    You are attacking the wrong guy. The Pope has done more than any person on earth to rid the priesthood of what he called “the filth” which had entered it.

  • Macca

    I cannot agree with the heading of this article -  it glosses over the extent to which the faith of the Irish
    Catholic people has been challenged by church structures that have let
    them down so badly. Much more healing has to take place before there is likely to be any widespread interest, much less welcome for a Papal visit. The recent congress may have helped those who participated but I wonder to what extent they represented the rank and file of Irish Catholics, those who strugglle on in their faith and religious practice and the many who have walked away. The Hierarchy has a long way to go in terms of listening  and responding to the needs and fears of us, the People of God.

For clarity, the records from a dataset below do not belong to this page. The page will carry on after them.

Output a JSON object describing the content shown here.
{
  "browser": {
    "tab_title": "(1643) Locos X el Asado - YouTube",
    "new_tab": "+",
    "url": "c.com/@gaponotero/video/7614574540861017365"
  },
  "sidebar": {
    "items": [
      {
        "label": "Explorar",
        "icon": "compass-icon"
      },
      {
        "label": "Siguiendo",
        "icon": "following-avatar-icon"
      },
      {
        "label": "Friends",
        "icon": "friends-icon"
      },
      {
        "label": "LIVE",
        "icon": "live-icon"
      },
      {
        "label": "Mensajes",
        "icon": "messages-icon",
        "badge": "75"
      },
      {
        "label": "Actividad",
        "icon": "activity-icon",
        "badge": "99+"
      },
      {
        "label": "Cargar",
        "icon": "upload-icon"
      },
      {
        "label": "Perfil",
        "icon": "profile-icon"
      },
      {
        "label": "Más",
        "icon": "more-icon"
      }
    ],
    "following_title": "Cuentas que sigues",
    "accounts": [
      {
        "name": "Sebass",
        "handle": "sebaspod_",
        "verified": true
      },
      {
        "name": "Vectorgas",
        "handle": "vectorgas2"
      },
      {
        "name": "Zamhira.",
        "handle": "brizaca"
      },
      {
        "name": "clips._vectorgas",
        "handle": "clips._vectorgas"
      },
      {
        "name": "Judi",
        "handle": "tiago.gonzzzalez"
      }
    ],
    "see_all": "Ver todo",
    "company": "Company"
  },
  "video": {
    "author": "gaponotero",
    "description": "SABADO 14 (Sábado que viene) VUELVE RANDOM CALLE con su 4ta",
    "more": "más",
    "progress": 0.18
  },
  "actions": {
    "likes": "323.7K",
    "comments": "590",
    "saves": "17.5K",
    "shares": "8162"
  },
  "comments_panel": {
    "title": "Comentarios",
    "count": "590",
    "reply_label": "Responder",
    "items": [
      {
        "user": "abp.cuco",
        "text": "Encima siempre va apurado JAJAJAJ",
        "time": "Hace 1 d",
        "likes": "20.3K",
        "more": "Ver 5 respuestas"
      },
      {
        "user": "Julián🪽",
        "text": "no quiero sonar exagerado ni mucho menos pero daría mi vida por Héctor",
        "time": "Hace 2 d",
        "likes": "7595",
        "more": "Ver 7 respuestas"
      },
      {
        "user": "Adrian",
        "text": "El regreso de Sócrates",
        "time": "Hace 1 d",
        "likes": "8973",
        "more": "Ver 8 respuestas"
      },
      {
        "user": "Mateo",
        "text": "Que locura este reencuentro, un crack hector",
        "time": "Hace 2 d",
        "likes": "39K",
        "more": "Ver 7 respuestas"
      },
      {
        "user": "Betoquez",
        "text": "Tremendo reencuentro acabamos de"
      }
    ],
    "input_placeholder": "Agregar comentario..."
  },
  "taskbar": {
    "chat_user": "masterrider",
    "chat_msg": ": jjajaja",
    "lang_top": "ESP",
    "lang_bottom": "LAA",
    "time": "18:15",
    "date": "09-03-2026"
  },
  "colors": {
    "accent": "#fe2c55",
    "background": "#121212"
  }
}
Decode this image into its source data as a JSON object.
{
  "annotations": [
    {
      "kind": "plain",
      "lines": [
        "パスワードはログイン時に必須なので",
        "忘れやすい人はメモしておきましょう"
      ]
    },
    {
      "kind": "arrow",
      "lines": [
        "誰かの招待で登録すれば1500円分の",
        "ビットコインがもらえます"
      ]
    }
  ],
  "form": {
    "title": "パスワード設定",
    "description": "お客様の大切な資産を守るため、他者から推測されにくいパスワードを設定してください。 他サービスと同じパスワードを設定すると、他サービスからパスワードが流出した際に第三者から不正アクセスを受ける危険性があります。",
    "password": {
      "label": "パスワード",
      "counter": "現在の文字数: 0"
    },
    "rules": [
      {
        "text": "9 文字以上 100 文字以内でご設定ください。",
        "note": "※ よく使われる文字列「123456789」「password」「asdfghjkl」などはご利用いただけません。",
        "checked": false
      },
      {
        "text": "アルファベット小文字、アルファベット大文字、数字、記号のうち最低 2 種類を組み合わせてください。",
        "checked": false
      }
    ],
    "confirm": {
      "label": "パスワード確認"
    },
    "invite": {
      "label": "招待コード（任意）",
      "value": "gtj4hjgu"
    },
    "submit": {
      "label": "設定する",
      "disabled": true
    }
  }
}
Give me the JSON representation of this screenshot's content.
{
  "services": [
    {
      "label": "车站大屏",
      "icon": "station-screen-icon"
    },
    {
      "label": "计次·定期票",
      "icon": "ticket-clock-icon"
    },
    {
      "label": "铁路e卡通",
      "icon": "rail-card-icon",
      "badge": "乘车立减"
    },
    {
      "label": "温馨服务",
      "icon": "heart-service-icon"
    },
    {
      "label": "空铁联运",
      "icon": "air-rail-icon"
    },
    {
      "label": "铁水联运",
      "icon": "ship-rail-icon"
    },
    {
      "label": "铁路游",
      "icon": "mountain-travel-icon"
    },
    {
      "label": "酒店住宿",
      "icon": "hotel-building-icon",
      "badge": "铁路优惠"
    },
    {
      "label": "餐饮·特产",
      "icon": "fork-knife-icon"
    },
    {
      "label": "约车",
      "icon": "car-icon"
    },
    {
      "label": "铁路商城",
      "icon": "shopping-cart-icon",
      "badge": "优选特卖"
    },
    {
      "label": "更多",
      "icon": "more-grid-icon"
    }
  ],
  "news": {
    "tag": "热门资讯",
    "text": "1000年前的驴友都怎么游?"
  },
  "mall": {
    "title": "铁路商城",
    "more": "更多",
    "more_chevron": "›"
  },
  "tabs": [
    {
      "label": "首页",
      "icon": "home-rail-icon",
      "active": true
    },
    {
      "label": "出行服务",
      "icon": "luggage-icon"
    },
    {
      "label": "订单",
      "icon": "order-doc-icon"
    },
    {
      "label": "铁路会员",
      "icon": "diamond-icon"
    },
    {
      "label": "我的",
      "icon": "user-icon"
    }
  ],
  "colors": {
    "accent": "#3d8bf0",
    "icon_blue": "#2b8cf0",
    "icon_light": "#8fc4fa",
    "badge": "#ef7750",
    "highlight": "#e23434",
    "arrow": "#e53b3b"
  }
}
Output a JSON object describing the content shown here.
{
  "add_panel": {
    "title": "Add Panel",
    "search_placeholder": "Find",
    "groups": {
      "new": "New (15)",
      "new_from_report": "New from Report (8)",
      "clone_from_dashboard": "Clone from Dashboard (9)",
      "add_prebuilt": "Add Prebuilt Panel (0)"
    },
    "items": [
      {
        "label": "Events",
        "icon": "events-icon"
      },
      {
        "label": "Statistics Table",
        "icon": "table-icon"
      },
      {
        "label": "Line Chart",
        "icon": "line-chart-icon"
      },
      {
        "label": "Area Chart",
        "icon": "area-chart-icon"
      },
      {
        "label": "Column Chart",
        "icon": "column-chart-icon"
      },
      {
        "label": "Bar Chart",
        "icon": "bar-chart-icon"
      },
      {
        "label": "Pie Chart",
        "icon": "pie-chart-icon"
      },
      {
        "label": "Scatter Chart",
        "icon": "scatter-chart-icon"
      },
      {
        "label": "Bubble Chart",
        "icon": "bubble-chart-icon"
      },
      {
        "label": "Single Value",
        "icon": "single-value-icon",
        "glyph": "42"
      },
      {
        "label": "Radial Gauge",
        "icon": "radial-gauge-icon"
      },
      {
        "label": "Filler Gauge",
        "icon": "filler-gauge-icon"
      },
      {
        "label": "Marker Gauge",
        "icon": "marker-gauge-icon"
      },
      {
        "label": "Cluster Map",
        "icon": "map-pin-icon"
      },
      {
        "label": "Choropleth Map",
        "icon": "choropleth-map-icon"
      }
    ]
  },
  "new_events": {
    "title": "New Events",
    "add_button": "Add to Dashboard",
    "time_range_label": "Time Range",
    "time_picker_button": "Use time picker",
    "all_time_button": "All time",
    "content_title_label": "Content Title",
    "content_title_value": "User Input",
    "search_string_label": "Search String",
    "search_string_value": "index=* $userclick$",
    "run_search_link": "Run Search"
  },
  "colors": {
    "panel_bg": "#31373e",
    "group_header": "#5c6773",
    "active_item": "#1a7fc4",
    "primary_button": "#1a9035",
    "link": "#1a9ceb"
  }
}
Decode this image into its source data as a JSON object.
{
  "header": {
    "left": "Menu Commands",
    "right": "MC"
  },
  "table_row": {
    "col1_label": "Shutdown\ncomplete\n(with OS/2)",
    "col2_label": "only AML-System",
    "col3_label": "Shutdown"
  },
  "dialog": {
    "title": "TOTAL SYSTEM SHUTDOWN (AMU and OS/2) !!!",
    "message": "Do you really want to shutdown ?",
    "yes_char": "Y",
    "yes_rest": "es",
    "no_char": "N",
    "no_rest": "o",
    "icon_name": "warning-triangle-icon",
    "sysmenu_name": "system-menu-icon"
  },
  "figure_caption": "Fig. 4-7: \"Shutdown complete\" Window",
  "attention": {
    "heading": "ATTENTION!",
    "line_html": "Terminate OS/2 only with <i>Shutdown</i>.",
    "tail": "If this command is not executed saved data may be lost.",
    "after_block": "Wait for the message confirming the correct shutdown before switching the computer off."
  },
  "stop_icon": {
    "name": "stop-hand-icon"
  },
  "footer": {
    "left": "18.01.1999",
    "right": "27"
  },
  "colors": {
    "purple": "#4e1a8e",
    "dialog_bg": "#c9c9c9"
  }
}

  • Susan

    ‘Were we really right to uphold the sanctity of the Church down through the centuries?’ Of course we were. The Church is the Bride of Christ and our Mother, not just the sum total of her members, It is members of the Church who do evil, not the Church herself, who remains holy, Christ’s presence in the world.

  • Andrew Brennan

     I wonder would Ratzinger finally agree to give testimony as to how many Irish cases he put aside when he was head of the CDF?  He was many years in that Office and must have come across hundreds of cases where children were being abused by Irish clergy. Perhaps he could explain his inaction; his reasons for not informing legal and medical authorities.

    If he does make his way to Ireland I’m quite sure there will be many abuse survivors willing to make a citizen’s arrest on him in order to get answers to these questions.